══ DATA FOR THE TASK

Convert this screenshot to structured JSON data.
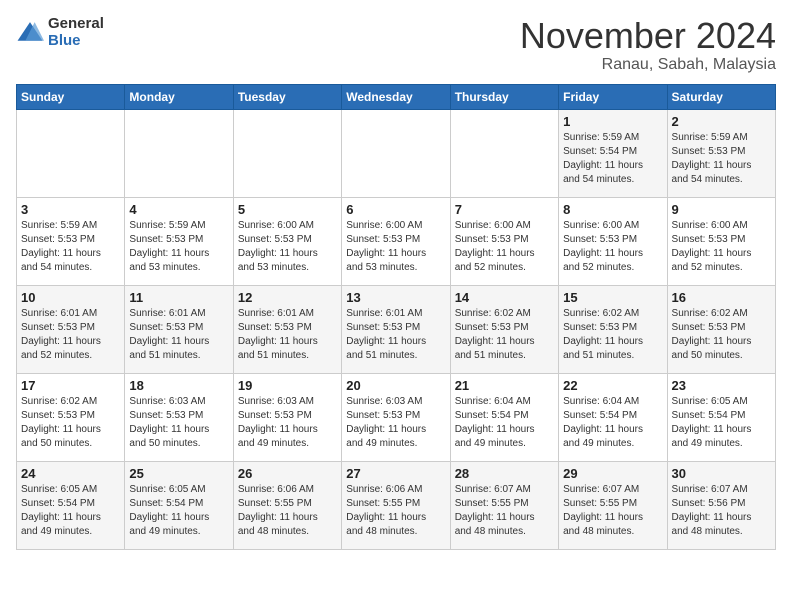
{
  "header": {
    "logo_general": "General",
    "logo_blue": "Blue",
    "month_title": "November 2024",
    "location": "Ranau, Sabah, Malaysia"
  },
  "days_of_week": [
    "Sunday",
    "Monday",
    "Tuesday",
    "Wednesday",
    "Thursday",
    "Friday",
    "Saturday"
  ],
  "weeks": [
    [
      {
        "day": "",
        "info": ""
      },
      {
        "day": "",
        "info": ""
      },
      {
        "day": "",
        "info": ""
      },
      {
        "day": "",
        "info": ""
      },
      {
        "day": "",
        "info": ""
      },
      {
        "day": "1",
        "info": "Sunrise: 5:59 AM\nSunset: 5:54 PM\nDaylight: 11 hours\nand 54 minutes."
      },
      {
        "day": "2",
        "info": "Sunrise: 5:59 AM\nSunset: 5:53 PM\nDaylight: 11 hours\nand 54 minutes."
      }
    ],
    [
      {
        "day": "3",
        "info": "Sunrise: 5:59 AM\nSunset: 5:53 PM\nDaylight: 11 hours\nand 54 minutes."
      },
      {
        "day": "4",
        "info": "Sunrise: 5:59 AM\nSunset: 5:53 PM\nDaylight: 11 hours\nand 53 minutes."
      },
      {
        "day": "5",
        "info": "Sunrise: 6:00 AM\nSunset: 5:53 PM\nDaylight: 11 hours\nand 53 minutes."
      },
      {
        "day": "6",
        "info": "Sunrise: 6:00 AM\nSunset: 5:53 PM\nDaylight: 11 hours\nand 53 minutes."
      },
      {
        "day": "7",
        "info": "Sunrise: 6:00 AM\nSunset: 5:53 PM\nDaylight: 11 hours\nand 52 minutes."
      },
      {
        "day": "8",
        "info": "Sunrise: 6:00 AM\nSunset: 5:53 PM\nDaylight: 11 hours\nand 52 minutes."
      },
      {
        "day": "9",
        "info": "Sunrise: 6:00 AM\nSunset: 5:53 PM\nDaylight: 11 hours\nand 52 minutes."
      }
    ],
    [
      {
        "day": "10",
        "info": "Sunrise: 6:01 AM\nSunset: 5:53 PM\nDaylight: 11 hours\nand 52 minutes."
      },
      {
        "day": "11",
        "info": "Sunrise: 6:01 AM\nSunset: 5:53 PM\nDaylight: 11 hours\nand 51 minutes."
      },
      {
        "day": "12",
        "info": "Sunrise: 6:01 AM\nSunset: 5:53 PM\nDaylight: 11 hours\nand 51 minutes."
      },
      {
        "day": "13",
        "info": "Sunrise: 6:01 AM\nSunset: 5:53 PM\nDaylight: 11 hours\nand 51 minutes."
      },
      {
        "day": "14",
        "info": "Sunrise: 6:02 AM\nSunset: 5:53 PM\nDaylight: 11 hours\nand 51 minutes."
      },
      {
        "day": "15",
        "info": "Sunrise: 6:02 AM\nSunset: 5:53 PM\nDaylight: 11 hours\nand 51 minutes."
      },
      {
        "day": "16",
        "info": "Sunrise: 6:02 AM\nSunset: 5:53 PM\nDaylight: 11 hours\nand 50 minutes."
      }
    ],
    [
      {
        "day": "17",
        "info": "Sunrise: 6:02 AM\nSunset: 5:53 PM\nDaylight: 11 hours\nand 50 minutes."
      },
      {
        "day": "18",
        "info": "Sunrise: 6:03 AM\nSunset: 5:53 PM\nDaylight: 11 hours\nand 50 minutes."
      },
      {
        "day": "19",
        "info": "Sunrise: 6:03 AM\nSunset: 5:53 PM\nDaylight: 11 hours\nand 49 minutes."
      },
      {
        "day": "20",
        "info": "Sunrise: 6:03 AM\nSunset: 5:53 PM\nDaylight: 11 hours\nand 49 minutes."
      },
      {
        "day": "21",
        "info": "Sunrise: 6:04 AM\nSunset: 5:54 PM\nDaylight: 11 hours\nand 49 minutes."
      },
      {
        "day": "22",
        "info": "Sunrise: 6:04 AM\nSunset: 5:54 PM\nDaylight: 11 hours\nand 49 minutes."
      },
      {
        "day": "23",
        "info": "Sunrise: 6:05 AM\nSunset: 5:54 PM\nDaylight: 11 hours\nand 49 minutes."
      }
    ],
    [
      {
        "day": "24",
        "info": "Sunrise: 6:05 AM\nSunset: 5:54 PM\nDaylight: 11 hours\nand 49 minutes."
      },
      {
        "day": "25",
        "info": "Sunrise: 6:05 AM\nSunset: 5:54 PM\nDaylight: 11 hours\nand 49 minutes."
      },
      {
        "day": "26",
        "info": "Sunrise: 6:06 AM\nSunset: 5:55 PM\nDaylight: 11 hours\nand 48 minutes."
      },
      {
        "day": "27",
        "info": "Sunrise: 6:06 AM\nSunset: 5:55 PM\nDaylight: 11 hours\nand 48 minutes."
      },
      {
        "day": "28",
        "info": "Sunrise: 6:07 AM\nSunset: 5:55 PM\nDaylight: 11 hours\nand 48 minutes."
      },
      {
        "day": "29",
        "info": "Sunrise: 6:07 AM\nSunset: 5:55 PM\nDaylight: 11 hours\nand 48 minutes."
      },
      {
        "day": "30",
        "info": "Sunrise: 6:07 AM\nSunset: 5:56 PM\nDaylight: 11 hours\nand 48 minutes."
      }
    ]
  ]
}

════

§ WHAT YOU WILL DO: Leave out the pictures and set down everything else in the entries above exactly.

§ FINISHED TASK:
Convert this screenshot to structured JSON data.
{
  "header": {
    "logo_general": "General",
    "logo_blue": "Blue",
    "month_title": "November 2024",
    "location": "Ranau, Sabah, Malaysia"
  },
  "days_of_week": [
    "Sunday",
    "Monday",
    "Tuesday",
    "Wednesday",
    "Thursday",
    "Friday",
    "Saturday"
  ],
  "weeks": [
    [
      {
        "day": "",
        "info": ""
      },
      {
        "day": "",
        "info": ""
      },
      {
        "day": "",
        "info": ""
      },
      {
        "day": "",
        "info": ""
      },
      {
        "day": "",
        "info": ""
      },
      {
        "day": "1",
        "info": "Sunrise: 5:59 AM\nSunset: 5:54 PM\nDaylight: 11 hours\nand 54 minutes."
      },
      {
        "day": "2",
        "info": "Sunrise: 5:59 AM\nSunset: 5:53 PM\nDaylight: 11 hours\nand 54 minutes."
      }
    ],
    [
      {
        "day": "3",
        "info": "Sunrise: 5:59 AM\nSunset: 5:53 PM\nDaylight: 11 hours\nand 54 minutes."
      },
      {
        "day": "4",
        "info": "Sunrise: 5:59 AM\nSunset: 5:53 PM\nDaylight: 11 hours\nand 53 minutes."
      },
      {
        "day": "5",
        "info": "Sunrise: 6:00 AM\nSunset: 5:53 PM\nDaylight: 11 hours\nand 53 minutes."
      },
      {
        "day": "6",
        "info": "Sunrise: 6:00 AM\nSunset: 5:53 PM\nDaylight: 11 hours\nand 53 minutes."
      },
      {
        "day": "7",
        "info": "Sunrise: 6:00 AM\nSunset: 5:53 PM\nDaylight: 11 hours\nand 52 minutes."
      },
      {
        "day": "8",
        "info": "Sunrise: 6:00 AM\nSunset: 5:53 PM\nDaylight: 11 hours\nand 52 minutes."
      },
      {
        "day": "9",
        "info": "Sunrise: 6:00 AM\nSunset: 5:53 PM\nDaylight: 11 hours\nand 52 minutes."
      }
    ],
    [
      {
        "day": "10",
        "info": "Sunrise: 6:01 AM\nSunset: 5:53 PM\nDaylight: 11 hours\nand 52 minutes."
      },
      {
        "day": "11",
        "info": "Sunrise: 6:01 AM\nSunset: 5:53 PM\nDaylight: 11 hours\nand 51 minutes."
      },
      {
        "day": "12",
        "info": "Sunrise: 6:01 AM\nSunset: 5:53 PM\nDaylight: 11 hours\nand 51 minutes."
      },
      {
        "day": "13",
        "info": "Sunrise: 6:01 AM\nSunset: 5:53 PM\nDaylight: 11 hours\nand 51 minutes."
      },
      {
        "day": "14",
        "info": "Sunrise: 6:02 AM\nSunset: 5:53 PM\nDaylight: 11 hours\nand 51 minutes."
      },
      {
        "day": "15",
        "info": "Sunrise: 6:02 AM\nSunset: 5:53 PM\nDaylight: 11 hours\nand 51 minutes."
      },
      {
        "day": "16",
        "info": "Sunrise: 6:02 AM\nSunset: 5:53 PM\nDaylight: 11 hours\nand 50 minutes."
      }
    ],
    [
      {
        "day": "17",
        "info": "Sunrise: 6:02 AM\nSunset: 5:53 PM\nDaylight: 11 hours\nand 50 minutes."
      },
      {
        "day": "18",
        "info": "Sunrise: 6:03 AM\nSunset: 5:53 PM\nDaylight: 11 hours\nand 50 minutes."
      },
      {
        "day": "19",
        "info": "Sunrise: 6:03 AM\nSunset: 5:53 PM\nDaylight: 11 hours\nand 49 minutes."
      },
      {
        "day": "20",
        "info": "Sunrise: 6:03 AM\nSunset: 5:53 PM\nDaylight: 11 hours\nand 49 minutes."
      },
      {
        "day": "21",
        "info": "Sunrise: 6:04 AM\nSunset: 5:54 PM\nDaylight: 11 hours\nand 49 minutes."
      },
      {
        "day": "22",
        "info": "Sunrise: 6:04 AM\nSunset: 5:54 PM\nDaylight: 11 hours\nand 49 minutes."
      },
      {
        "day": "23",
        "info": "Sunrise: 6:05 AM\nSunset: 5:54 PM\nDaylight: 11 hours\nand 49 minutes."
      }
    ],
    [
      {
        "day": "24",
        "info": "Sunrise: 6:05 AM\nSunset: 5:54 PM\nDaylight: 11 hours\nand 49 minutes."
      },
      {
        "day": "25",
        "info": "Sunrise: 6:05 AM\nSunset: 5:54 PM\nDaylight: 11 hours\nand 49 minutes."
      },
      {
        "day": "26",
        "info": "Sunrise: 6:06 AM\nSunset: 5:55 PM\nDaylight: 11 hours\nand 48 minutes."
      },
      {
        "day": "27",
        "info": "Sunrise: 6:06 AM\nSunset: 5:55 PM\nDaylight: 11 hours\nand 48 minutes."
      },
      {
        "day": "28",
        "info": "Sunrise: 6:07 AM\nSunset: 5:55 PM\nDaylight: 11 hours\nand 48 minutes."
      },
      {
        "day": "29",
        "info": "Sunrise: 6:07 AM\nSunset: 5:55 PM\nDaylight: 11 hours\nand 48 minutes."
      },
      {
        "day": "30",
        "info": "Sunrise: 6:07 AM\nSunset: 5:56 PM\nDaylight: 11 hours\nand 48 minutes."
      }
    ]
  ]
}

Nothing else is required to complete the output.